Youth Basketball Rebounding Drills – Getting Position and Getting the Ball
Focus, persistence, and aggression. Run all the basketball rebounding drills you want, but your players need to have these qualities above all else if they are going to become solid basketball rebounders.
They’ve got to want the ball and they’ve got to go after it, even as they are being bounced around. They need to have a single-minded purpose. And if they stand around complaining about no whistle being blown, they’re going to lose out on that rebound or that second shot, so they’re better off just being tough.
This set of basketball rebounding drills focuses on how to get to the rebound and how to bring it down aggressively; how to outlet the ball when the rebounder is on defense, to get the fast break started quickly; and how to go back up strong when we’re on offense. And how to do it all while getting banged around inside.
These drills focus on either improving the fundamental skills needed to be in the right place and take down the rebound with control or provide game situations that generally have a lot of contacts, to teach players how to bring the ball down in a crowd and protect it.
A good rebound doesn’t depend on the height of the player (think Charles Barkley– the Round Mound of Rebound at only 6’6″) or how high the player can jump (though a good vertical leap can help). But good fundamentals are essential for a player to become a tough, consistent rebounder.
Basketball Rebounding Drills The Fundamentals
There are differences in how we approach a defensive rebound and an offensive rebound, but there are similarities as well. Here is what your players need to look for on every rebound:
- Stability – they need a wide base and to start with their center of gravity low, so they are not pushed out of the way (especially important when they are boxing out)
- Get position – which usually means, find your opponent first, get the inside position, box him out, and only then go for the ball
- Rebound with two hands – less likely to lose control
- Don’t bring the ball down once they’ve got it – bringing the ball down to chest level allows smaller, scrappy players the chance to grab it. Keep the ball above your head, with your elbows out.
And after the rebound is secured:
- On offense – almost always the best course of action is to immediately go back up for the follow-up shot
- On defense, call ‘Rebound’ and pivot to the outlet spot – the sooner the ball is on left (safely), the sooner transition can begin
Basketball Rebounding Drills The Drills
Once you have been taught the fundamentals of rebounding, use the Rebound and Outlet drill to reinforce the basics of rebounding and out letting the ball. You can also use the Superman Drill to help players improve how well they time their jump when rebounding the drill.
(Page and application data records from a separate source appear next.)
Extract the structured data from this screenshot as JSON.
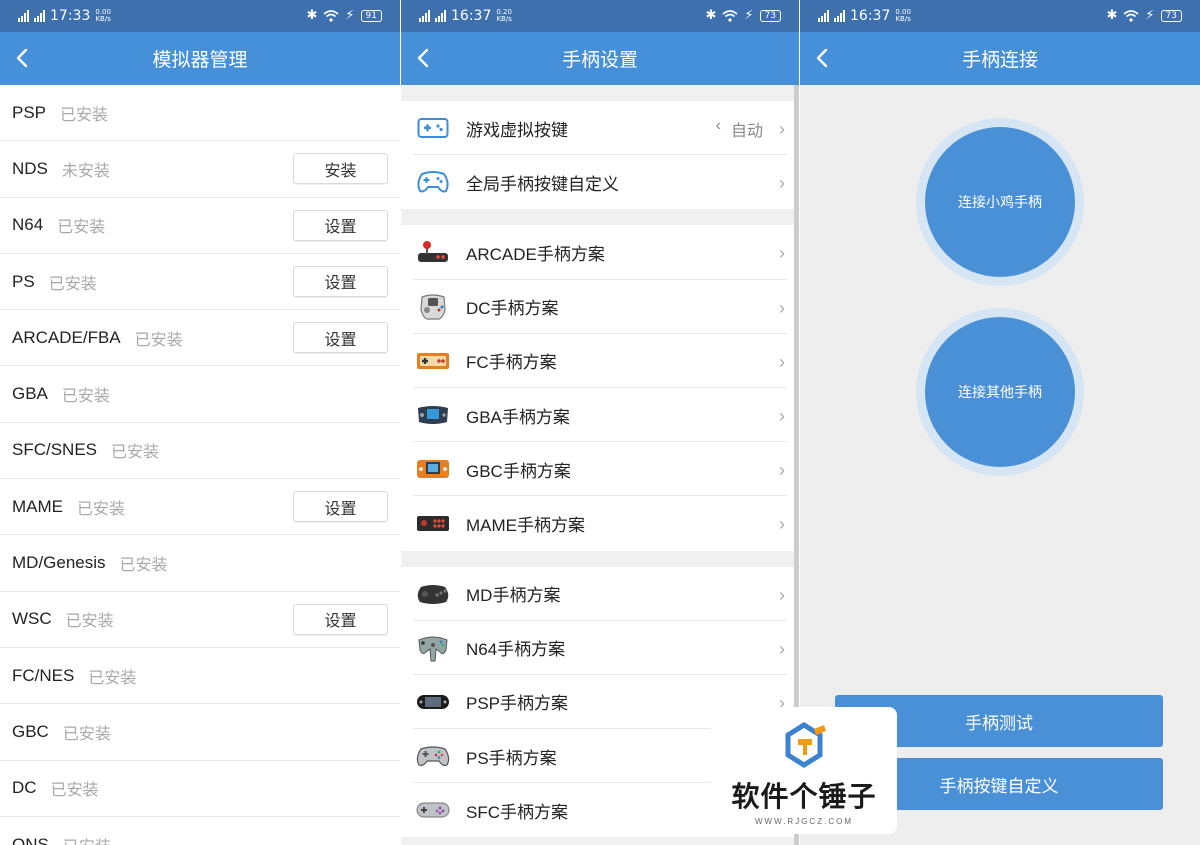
{
  "panel1": {
    "status": {
      "time": "17:33",
      "speed_top": "0.00",
      "speed_bot": "KB/s",
      "net1": "4G",
      "net2": "4G",
      "battery": "91"
    },
    "title": "模拟器管理",
    "rows": [
      {
        "name": "PSP",
        "status": "已安装",
        "button": ""
      },
      {
        "name": "NDS",
        "status": "未安装",
        "button": "安装"
      },
      {
        "name": "N64",
        "status": "已安装",
        "button": "设置"
      },
      {
        "name": "PS",
        "status": "已安装",
        "button": "设置"
      },
      {
        "name": "ARCADE/FBA",
        "status": "已安装",
        "button": "设置"
      },
      {
        "name": "GBA",
        "status": "已安装",
        "button": ""
      },
      {
        "name": "SFC/SNES",
        "status": "已安装",
        "button": ""
      },
      {
        "name": "MAME",
        "status": "已安装",
        "button": "设置"
      },
      {
        "name": "MD/Genesis",
        "status": "已安装",
        "button": ""
      },
      {
        "name": "WSC",
        "status": "已安装",
        "button": "设置"
      },
      {
        "name": "FC/NES",
        "status": "已安装",
        "button": ""
      },
      {
        "name": "GBC",
        "status": "已安装",
        "button": ""
      },
      {
        "name": "DC",
        "status": "已安装",
        "button": ""
      },
      {
        "name": "ONS",
        "status": "已安装",
        "button": ""
      }
    ]
  },
  "panel2": {
    "status": {
      "time": "16:37",
      "speed_top": "0.20",
      "speed_bot": "KB/s",
      "net1": "4G",
      "net2": "4G",
      "battery": "73"
    },
    "title": "手柄设置",
    "groups": [
      [
        {
          "icon": "gamepad-outline-icon",
          "label": "游戏虚拟按键",
          "value": "自动"
        },
        {
          "icon": "gamepad-round-icon",
          "label": "全局手柄按键自定义",
          "value": ""
        }
      ],
      [
        {
          "icon": "arcade-stick-icon",
          "label": "ARCADE手柄方案",
          "value": ""
        },
        {
          "icon": "dc-controller-icon",
          "label": "DC手柄方案",
          "value": ""
        },
        {
          "icon": "fc-controller-icon",
          "label": "FC手柄方案",
          "value": ""
        },
        {
          "icon": "gba-console-icon",
          "label": "GBA手柄方案",
          "value": ""
        },
        {
          "icon": "gbc-console-icon",
          "label": "GBC手柄方案",
          "value": ""
        },
        {
          "icon": "mame-panel-icon",
          "label": "MAME手柄方案",
          "value": ""
        }
      ],
      [
        {
          "icon": "md-controller-icon",
          "label": "MD手柄方案",
          "value": ""
        },
        {
          "icon": "n64-controller-icon",
          "label": "N64手柄方案",
          "value": ""
        },
        {
          "icon": "psp-console-icon",
          "label": "PSP手柄方案",
          "value": ""
        },
        {
          "icon": "ps-controller-icon",
          "label": "PS手柄方案",
          "value": ""
        },
        {
          "icon": "sfc-controller-icon",
          "label": "SFC手柄方案",
          "value": ""
        }
      ]
    ]
  },
  "panel3": {
    "status": {
      "time": "16:37",
      "speed_top": "0.00",
      "speed_bot": "KB/s",
      "net1": "4G",
      "net2": "4G",
      "battery": "73"
    },
    "title": "手柄连接",
    "circle1": "连接小鸡手柄",
    "circle2": "连接其他手柄",
    "btn_test": "手柄测试",
    "btn_custom": "手柄按键自定义"
  },
  "watermark": {
    "text": "软件个锤子",
    "url": "WWW.RJGCZ.COM"
  },
  "colors": {
    "statusbar": "#3d70ad",
    "titlebar": "#4690d9",
    "accent": "#4a90d6"
  }
}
One of the most important fundamentals in rebounding is boxing out – an essential skill that every player needs to know. Use the 3-on-3 Box Out drill to help players develop this skill.
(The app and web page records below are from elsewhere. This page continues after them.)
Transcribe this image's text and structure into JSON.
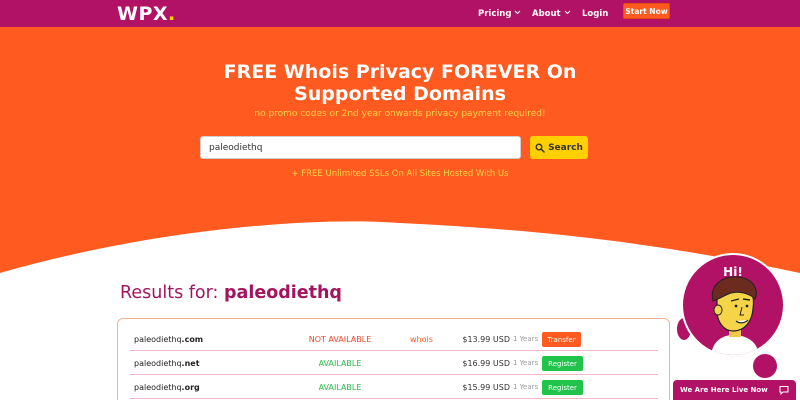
{
  "header": {
    "logo": "WPX",
    "logo_dot": ".",
    "nav": {
      "pricing": "Pricing",
      "about": "About",
      "login": "Login"
    },
    "start_button": "Start Now"
  },
  "hero": {
    "title": "FREE Whois Privacy FOREVER On Supported Domains",
    "subtitle": "no promo codes or 2nd year onwards privacy payment required!",
    "search": {
      "value": "paleodiethq",
      "button_label": "Search"
    },
    "ssl_note": "+ FREE Unlimited SSLs On All Sites Hosted With Us"
  },
  "results": {
    "label": "Results for:",
    "query": "paleodiethq",
    "rows": [
      {
        "name": "paleodiethq",
        "tld": ".com",
        "status": "NOT AVAILABLE",
        "whois": "whois",
        "price": "$13.99 USD",
        "years": "1 Years",
        "action": "Transfer"
      },
      {
        "name": "paleodiethq",
        "tld": ".net",
        "status": "AVAILABLE",
        "whois": "",
        "price": "$16.99 USD",
        "years": "1 Years",
        "action": "Register"
      },
      {
        "name": "paleodiethq",
        "tld": ".org",
        "status": "AVAILABLE",
        "whois": "",
        "price": "$15.99 USD",
        "years": "1 Years",
        "action": "Register"
      }
    ]
  },
  "chat": {
    "greeting": "Hi!",
    "bar_label": "We Are Here Live Now"
  },
  "colors": {
    "brand_magenta": "#b11266",
    "brand_orange": "#ff5a1f",
    "accent_yellow": "#ffd000",
    "available_green": "#2cb84c",
    "not_available_red": "#e84a2a"
  }
}
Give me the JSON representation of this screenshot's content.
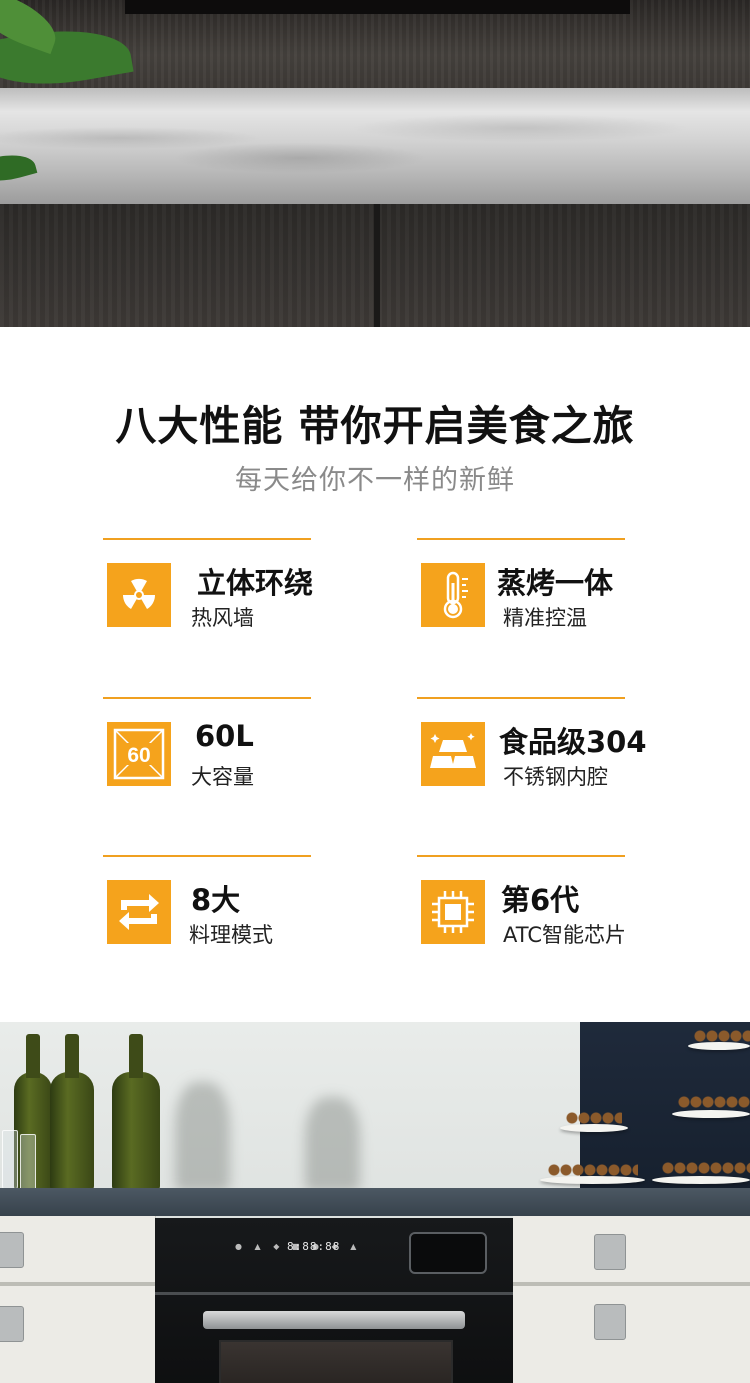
{
  "headline": "八大性能 带你开启美食之旅",
  "subline": "每天给你不一样的新鲜",
  "features": [
    {
      "title": "立体环绕",
      "desc": "热风墙",
      "icon": "radiation-fan-icon"
    },
    {
      "title": "蒸烤一体",
      "desc": "精准控温",
      "icon": "thermometer-icon"
    },
    {
      "title": "60L",
      "desc": "大容量",
      "icon": "capacity-60-icon",
      "icon_text": "60"
    },
    {
      "title": "食品级304",
      "desc": "不锈钢内腔",
      "icon": "gold-bars-icon"
    },
    {
      "title": "8大",
      "desc": "料理模式",
      "icon": "cycle-arrows-icon"
    },
    {
      "title": "第6代",
      "desc": "ATC智能芯片",
      "icon": "chip-icon"
    }
  ],
  "oven_display": "8:88:88",
  "colors": {
    "accent": "#f5a31c",
    "rule": "#f0a020",
    "headline": "#111111",
    "subline": "#8a8a8a"
  }
}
But once they know the fundamentals of rebounding, you need to start using basketball rebounding drills that simulate game situations.
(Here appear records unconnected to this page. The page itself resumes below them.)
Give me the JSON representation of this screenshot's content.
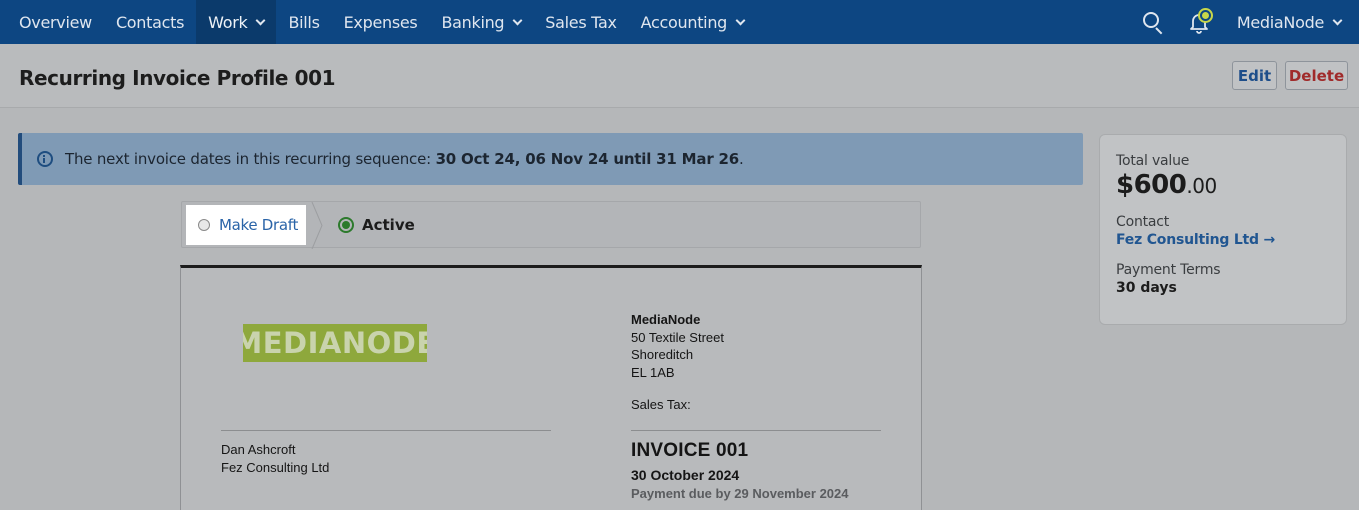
{
  "nav": {
    "items": [
      {
        "label": "Overview",
        "has_dropdown": false,
        "active": false
      },
      {
        "label": "Contacts",
        "has_dropdown": false,
        "active": false
      },
      {
        "label": "Work",
        "has_dropdown": true,
        "active": true
      },
      {
        "label": "Bills",
        "has_dropdown": false,
        "active": false
      },
      {
        "label": "Expenses",
        "has_dropdown": false,
        "active": false
      },
      {
        "label": "Banking",
        "has_dropdown": true,
        "active": false
      },
      {
        "label": "Sales Tax",
        "has_dropdown": false,
        "active": false
      },
      {
        "label": "Accounting",
        "has_dropdown": true,
        "active": false
      }
    ],
    "org_name": "MediaNode",
    "icons": [
      "search-icon",
      "bell-icon",
      "chevron-down-icon"
    ],
    "accent_color": "#0d4682"
  },
  "header": {
    "title": "Recurring Invoice Profile 001",
    "edit_label": "Edit",
    "delete_label": "Delete"
  },
  "alert": {
    "prefix": "The next invoice dates in this recurring sequence: ",
    "dates": "30 Oct 24, 06 Nov 24 until 31 Mar 26",
    "suffix": "."
  },
  "status": {
    "make_draft_label": "Make Draft",
    "active_label": "Active",
    "current": "Active"
  },
  "invoice": {
    "logo_text": "MEDIANODE",
    "company_name": "MediaNode",
    "address_lines": [
      "50 Textile Street",
      "Shoreditch",
      "EL 1AB"
    ],
    "sales_tax_label": "Sales Tax:",
    "bill_to": [
      "Dan Ashcroft",
      "Fez Consulting Ltd"
    ],
    "title": "INVOICE 001",
    "date": "30 October 2024",
    "due": "Payment due by 29 November 2024"
  },
  "summary": {
    "total_label": "Total value",
    "total_main": "$600",
    "total_cents": ".00",
    "contact_label": "Contact",
    "contact_name": "Fez Consulting Ltd →",
    "terms_label": "Payment Terms",
    "terms_value": "30 days"
  }
}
In drills like The Bump Drill players focus on rebounding while being hit, as will happen in the game; and the 3 Man Rebounding Drill is a good simulation of how to fight for the boards in a game. These drills include lots of contacts, so remind players to be persistent and brush off the contact, to focus on getting to and controlling the ball.
Also include drills that work rebounding into more complete game situations. for example, if you run a fast break, you want to work in drills to practice getting the ball out quickly – like this simple but very effective Fast Break Rebounding Drill – to get your fast break off to a roaring start.
Basketball Rebounding Drills A Few More Thoughts
Players need to remember to keep their heads in the game – lots of contacts often mean someone loses their cool. A player who loses his temper effectively takes himself out of the game and is then of little help to the team he is of more help to the opposition.
Teach your players that contact is part of the game and needs to be worked with – and reinforce this by allowing controlled contact during these practice drills.
Keep them focused on the task at hand – post players must be able to tune out what is going on around them, so they are not distracted by contact or missed shots.
Drive this home as they are running these rebounding drills. Remember, in the post position, aggression and persistence will always win.